■ Problem description:
Please set down each line of the material exactly.

■ Data extract:
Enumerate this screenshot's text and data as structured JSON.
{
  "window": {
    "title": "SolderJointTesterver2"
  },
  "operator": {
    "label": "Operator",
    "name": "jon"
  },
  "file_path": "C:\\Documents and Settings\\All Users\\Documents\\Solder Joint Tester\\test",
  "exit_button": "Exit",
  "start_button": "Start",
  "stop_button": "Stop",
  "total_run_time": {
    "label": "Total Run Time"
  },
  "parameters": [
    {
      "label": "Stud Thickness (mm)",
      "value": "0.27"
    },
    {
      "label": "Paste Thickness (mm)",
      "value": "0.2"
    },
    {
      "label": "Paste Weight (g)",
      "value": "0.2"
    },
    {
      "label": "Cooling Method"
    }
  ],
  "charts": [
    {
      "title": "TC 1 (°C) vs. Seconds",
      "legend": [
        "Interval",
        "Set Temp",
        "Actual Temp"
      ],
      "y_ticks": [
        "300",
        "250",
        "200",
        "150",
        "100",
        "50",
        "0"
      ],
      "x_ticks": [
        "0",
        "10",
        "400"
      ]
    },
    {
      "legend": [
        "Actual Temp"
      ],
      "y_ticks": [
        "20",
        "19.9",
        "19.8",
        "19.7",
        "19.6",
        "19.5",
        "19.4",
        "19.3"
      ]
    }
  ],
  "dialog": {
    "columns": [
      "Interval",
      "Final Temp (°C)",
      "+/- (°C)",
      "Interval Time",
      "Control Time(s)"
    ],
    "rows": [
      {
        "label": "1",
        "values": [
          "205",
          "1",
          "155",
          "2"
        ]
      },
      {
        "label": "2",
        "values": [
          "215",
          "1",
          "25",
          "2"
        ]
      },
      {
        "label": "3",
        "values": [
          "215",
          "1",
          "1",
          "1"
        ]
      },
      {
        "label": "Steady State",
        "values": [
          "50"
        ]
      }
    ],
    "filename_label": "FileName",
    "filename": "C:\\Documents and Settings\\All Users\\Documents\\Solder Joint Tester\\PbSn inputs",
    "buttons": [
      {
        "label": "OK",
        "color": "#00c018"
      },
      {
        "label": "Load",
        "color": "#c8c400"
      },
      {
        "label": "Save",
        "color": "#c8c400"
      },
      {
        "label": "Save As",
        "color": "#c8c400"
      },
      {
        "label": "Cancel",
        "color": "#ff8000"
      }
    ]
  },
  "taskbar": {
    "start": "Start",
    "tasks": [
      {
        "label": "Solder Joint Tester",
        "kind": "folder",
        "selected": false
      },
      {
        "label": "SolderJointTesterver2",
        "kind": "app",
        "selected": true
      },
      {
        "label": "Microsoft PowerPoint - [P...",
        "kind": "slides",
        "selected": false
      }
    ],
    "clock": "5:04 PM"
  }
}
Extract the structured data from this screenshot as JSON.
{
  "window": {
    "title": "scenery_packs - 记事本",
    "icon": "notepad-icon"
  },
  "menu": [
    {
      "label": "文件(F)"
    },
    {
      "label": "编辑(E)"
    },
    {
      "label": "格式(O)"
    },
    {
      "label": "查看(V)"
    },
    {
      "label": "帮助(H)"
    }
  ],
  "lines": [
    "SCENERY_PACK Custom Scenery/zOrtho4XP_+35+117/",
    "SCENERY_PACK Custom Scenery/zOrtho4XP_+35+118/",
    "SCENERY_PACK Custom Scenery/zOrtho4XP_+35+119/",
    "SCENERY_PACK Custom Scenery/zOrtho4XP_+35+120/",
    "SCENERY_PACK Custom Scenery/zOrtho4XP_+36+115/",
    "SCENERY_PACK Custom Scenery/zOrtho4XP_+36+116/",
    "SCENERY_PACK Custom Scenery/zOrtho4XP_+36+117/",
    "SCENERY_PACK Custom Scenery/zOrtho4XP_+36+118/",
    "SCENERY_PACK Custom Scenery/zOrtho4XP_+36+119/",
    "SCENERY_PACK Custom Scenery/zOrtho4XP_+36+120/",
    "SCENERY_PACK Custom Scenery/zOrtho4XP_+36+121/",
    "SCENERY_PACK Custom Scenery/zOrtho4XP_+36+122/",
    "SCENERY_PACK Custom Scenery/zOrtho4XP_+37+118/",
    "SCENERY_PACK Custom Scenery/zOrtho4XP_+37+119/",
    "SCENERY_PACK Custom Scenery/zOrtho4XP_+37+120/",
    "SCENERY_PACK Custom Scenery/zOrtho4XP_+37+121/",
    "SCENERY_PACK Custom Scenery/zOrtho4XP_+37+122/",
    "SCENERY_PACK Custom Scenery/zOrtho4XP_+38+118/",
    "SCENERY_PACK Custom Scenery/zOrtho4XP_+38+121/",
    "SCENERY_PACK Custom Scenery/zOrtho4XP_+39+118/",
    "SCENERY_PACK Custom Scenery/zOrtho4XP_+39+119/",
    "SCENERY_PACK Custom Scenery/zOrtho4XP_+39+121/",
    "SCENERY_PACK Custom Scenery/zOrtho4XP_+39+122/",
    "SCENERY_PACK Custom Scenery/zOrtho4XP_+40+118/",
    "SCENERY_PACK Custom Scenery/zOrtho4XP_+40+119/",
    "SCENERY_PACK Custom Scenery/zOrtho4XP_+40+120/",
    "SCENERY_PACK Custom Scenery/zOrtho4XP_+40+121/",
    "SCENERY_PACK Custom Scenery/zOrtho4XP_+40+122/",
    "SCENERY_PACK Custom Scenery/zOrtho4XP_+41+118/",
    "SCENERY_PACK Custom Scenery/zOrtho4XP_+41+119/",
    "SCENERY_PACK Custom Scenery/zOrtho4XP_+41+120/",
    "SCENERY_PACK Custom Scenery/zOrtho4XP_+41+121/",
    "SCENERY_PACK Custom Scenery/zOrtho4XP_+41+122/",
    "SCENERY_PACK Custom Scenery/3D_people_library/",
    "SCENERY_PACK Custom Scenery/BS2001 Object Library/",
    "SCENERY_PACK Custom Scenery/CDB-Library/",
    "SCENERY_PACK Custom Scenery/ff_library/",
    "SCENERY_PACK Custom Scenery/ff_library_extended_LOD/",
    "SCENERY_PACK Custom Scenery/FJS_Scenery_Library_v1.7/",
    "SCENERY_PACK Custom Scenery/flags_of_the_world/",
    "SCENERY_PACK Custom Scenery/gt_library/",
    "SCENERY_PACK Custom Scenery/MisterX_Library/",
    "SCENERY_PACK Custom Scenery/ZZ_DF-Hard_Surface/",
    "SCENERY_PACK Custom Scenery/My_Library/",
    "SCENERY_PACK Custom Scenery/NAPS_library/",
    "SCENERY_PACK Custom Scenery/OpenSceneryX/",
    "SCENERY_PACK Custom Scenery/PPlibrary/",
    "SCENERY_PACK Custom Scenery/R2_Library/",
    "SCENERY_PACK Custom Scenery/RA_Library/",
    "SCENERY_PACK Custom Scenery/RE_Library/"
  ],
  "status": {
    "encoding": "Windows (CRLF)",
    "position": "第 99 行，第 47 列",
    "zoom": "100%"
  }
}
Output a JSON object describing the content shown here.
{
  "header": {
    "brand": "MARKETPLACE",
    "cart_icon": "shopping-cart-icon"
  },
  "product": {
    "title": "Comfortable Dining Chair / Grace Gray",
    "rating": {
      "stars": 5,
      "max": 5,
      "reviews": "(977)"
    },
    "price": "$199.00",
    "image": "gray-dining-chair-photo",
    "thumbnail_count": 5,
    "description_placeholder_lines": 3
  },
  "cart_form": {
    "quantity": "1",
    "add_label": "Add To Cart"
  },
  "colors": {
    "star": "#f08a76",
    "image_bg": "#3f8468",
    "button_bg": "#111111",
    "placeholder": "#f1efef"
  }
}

■ Answer for the task:
Enumerate this screenshot's text and data as structured JSON.
{
  "window": {
    "title": "SolderJointTesterver2"
  },
  "operator": {
    "label": "Operator",
    "name": "jon"
  },
  "file_path": "C:\\Documents and Settings\\All Users\\Documents\\Solder Joint Tester\\test",
  "exit_button": "Exit",
  "start_button": "Start",
  "stop_button": "Stop",
  "total_run_time": {
    "label": "Total Run Time"
  },
  "parameters": [
    {
      "label": "Stud Thickness (mm)",
      "value": "0.27"
    },
    {
      "label": "Paste Thickness (mm)",
      "value": "0.2"
    },
    {
      "label": "Paste Weight (g)",
      "value": "0.2"
    },
    {
      "label": "Cooling Method"
    }
  ],
  "charts": [
    {
      "title": "TC 1 (°C) vs. Seconds",
      "legend": [
        "Interval",
        "Set Temp",
        "Actual Temp"
      ],
      "y_ticks": [
        "300",
        "250",
        "200",
        "150",
        "100",
        "50",
        "0"
      ],
      "x_ticks": [
        "0",
        "10",
        "400"
      ]
    },
    {
      "legend": [
        "Actual Temp"
      ],
      "y_ticks": [
        "20",
        "19.9",
        "19.8",
        "19.7",
        "19.6",
        "19.5",
        "19.4",
        "19.3"
      ]
    }
  ],
  "dialog": {
    "columns": [
      "Interval",
      "Final Temp (°C)",
      "+/- (°C)",
      "Interval Time",
      "Control Time(s)"
    ],
    "rows": [
      {
        "label": "1",
        "values": [
          "205",
          "1",
          "155",
          "2"
        ]
      },
      {
        "label": "2",
        "values": [
          "215",
          "1",
          "25",
          "2"
        ]
      },
      {
        "label": "3",
        "values": [
          "215",
          "1",
          "1",
          "1"
        ]
      },
      {
        "label": "Steady State",
        "values": [
          "50"
        ]
      }
    ],
    "filename_label": "FileName",
    "filename": "C:\\Documents and Settings\\All Users\\Documents\\Solder Joint Tester\\PbSn inputs",
    "buttons": [
      {
        "label": "OK",
        "color": "#00c018"
      },
      {
        "label": "Load",
        "color": "#c8c400"
      },
      {
        "label": "Save",
        "color": "#c8c400"
      },
      {
        "label": "Save As",
        "color": "#c8c400"
      },
      {
        "label": "Cancel",
        "color": "#ff8000"
      }
    ]
  },
  "taskbar": {
    "start": "Start",
    "tasks": [
      {
        "label": "Solder Joint Tester",
        "kind": "folder",
        "selected": false
      },
      {
        "label": "SolderJointTesterver2",
        "kind": "app",
        "selected": true
      },
      {
        "label": "Microsoft PowerPoint - [P...",
        "kind": "slides",
        "selected": false
      }
    ],
    "clock": "5:04 PM"
  }
}
Extract the structured data from this screenshot as JSON.
{
  "window": {
    "title": "scenery_packs - 记事本",
    "icon": "notepad-icon"
  },
  "menu": [
    {
      "label": "文件(F)"
    },
    {
      "label": "编辑(E)"
    },
    {
      "label": "格式(O)"
    },
    {
      "label": "查看(V)"
    },
    {
      "label": "帮助(H)"
    }
  ],
  "lines": [
    "SCENERY_PACK Custom Scenery/zOrtho4XP_+35+117/",
    "SCENERY_PACK Custom Scenery/zOrtho4XP_+35+118/",
    "SCENERY_PACK Custom Scenery/zOrtho4XP_+35+119/",
    "SCENERY_PACK Custom Scenery/zOrtho4XP_+35+120/",
    "SCENERY_PACK Custom Scenery/zOrtho4XP_+36+115/",
    "SCENERY_PACK Custom Scenery/zOrtho4XP_+36+116/",
    "SCENERY_PACK Custom Scenery/zOrtho4XP_+36+117/",
    "SCENERY_PACK Custom Scenery/zOrtho4XP_+36+118/",
    "SCENERY_PACK Custom Scenery/zOrtho4XP_+36+119/",
    "SCENERY_PACK Custom Scenery/zOrtho4XP_+36+120/",
    "SCENERY_PACK Custom Scenery/zOrtho4XP_+36+121/",
    "SCENERY_PACK Custom Scenery/zOrtho4XP_+36+122/",
    "SCENERY_PACK Custom Scenery/zOrtho4XP_+37+118/",
    "SCENERY_PACK Custom Scenery/zOrtho4XP_+37+119/",
    "SCENERY_PACK Custom Scenery/zOrtho4XP_+37+120/",
    "SCENERY_PACK Custom Scenery/zOrtho4XP_+37+121/",
    "SCENERY_PACK Custom Scenery/zOrtho4XP_+37+122/",
    "SCENERY_PACK Custom Scenery/zOrtho4XP_+38+118/",
    "SCENERY_PACK Custom Scenery/zOrtho4XP_+38+121/",
    "SCENERY_PACK Custom Scenery/zOrtho4XP_+39+118/",
    "SCENERY_PACK Custom Scenery/zOrtho4XP_+39+119/",
    "SCENERY_PACK Custom Scenery/zOrtho4XP_+39+121/",
    "SCENERY_PACK Custom Scenery/zOrtho4XP_+39+122/",
    "SCENERY_PACK Custom Scenery/zOrtho4XP_+40+118/",
    "SCENERY_PACK Custom Scenery/zOrtho4XP_+40+119/",
    "SCENERY_PACK Custom Scenery/zOrtho4XP_+40+120/",
    "SCENERY_PACK Custom Scenery/zOrtho4XP_+40+121/",
    "SCENERY_PACK Custom Scenery/zOrtho4XP_+40+122/",
    "SCENERY_PACK Custom Scenery/zOrtho4XP_+41+118/",
    "SCENERY_PACK Custom Scenery/zOrtho4XP_+41+119/",
    "SCENERY_PACK Custom Scenery/zOrtho4XP_+41+120/",
    "SCENERY_PACK Custom Scenery/zOrtho4XP_+41+121/",
    "SCENERY_PACK Custom Scenery/zOrtho4XP_+41+122/",
    "SCENERY_PACK Custom Scenery/3D_people_library/",
    "SCENERY_PACK Custom Scenery/BS2001 Object Library/",
    "SCENERY_PACK Custom Scenery/CDB-Library/",
    "SCENERY_PACK Custom Scenery/ff_library/",
    "SCENERY_PACK Custom Scenery/ff_library_extended_LOD/",
    "SCENERY_PACK Custom Scenery/FJS_Scenery_Library_v1.7/",
    "SCENERY_PACK Custom Scenery/flags_of_the_world/",
    "SCENERY_PACK Custom Scenery/gt_library/",
    "SCENERY_PACK Custom Scenery/MisterX_Library/",
    "SCENERY_PACK Custom Scenery/ZZ_DF-Hard_Surface/",
    "SCENERY_PACK Custom Scenery/My_Library/",
    "SCENERY_PACK Custom Scenery/NAPS_library/",
    "SCENERY_PACK Custom Scenery/OpenSceneryX/",
    "SCENERY_PACK Custom Scenery/PPlibrary/",
    "SCENERY_PACK Custom Scenery/R2_Library/",
    "SCENERY_PACK Custom Scenery/RA_Library/",
    "SCENERY_PACK Custom Scenery/RE_Library/"
  ],
  "status": {
    "encoding": "Windows (CRLF)",
    "position": "第 99 行，第 47 列",
    "zoom": "100%"
  }
}
Output a JSON object describing the content shown here.
{
  "header": {
    "brand": "MARKETPLACE",
    "cart_icon": "shopping-cart-icon"
  },
  "product": {
    "title": "Comfortable Dining Chair / Grace Gray",
    "rating": {
      "stars": 5,
      "max": 5,
      "reviews": "(977)"
    },
    "price": "$199.00",
    "image": "gray-dining-chair-photo",
    "thumbnail_count": 5,
    "description_placeholder_lines": 3
  },
  "cart_form": {
    "quantity": "1",
    "add_label": "Add To Cart"
  },
  "colors": {
    "star": "#f08a76",
    "image_bg": "#3f8468",
    "button_bg": "#111111",
    "placeholder": "#f1efef"
  }
}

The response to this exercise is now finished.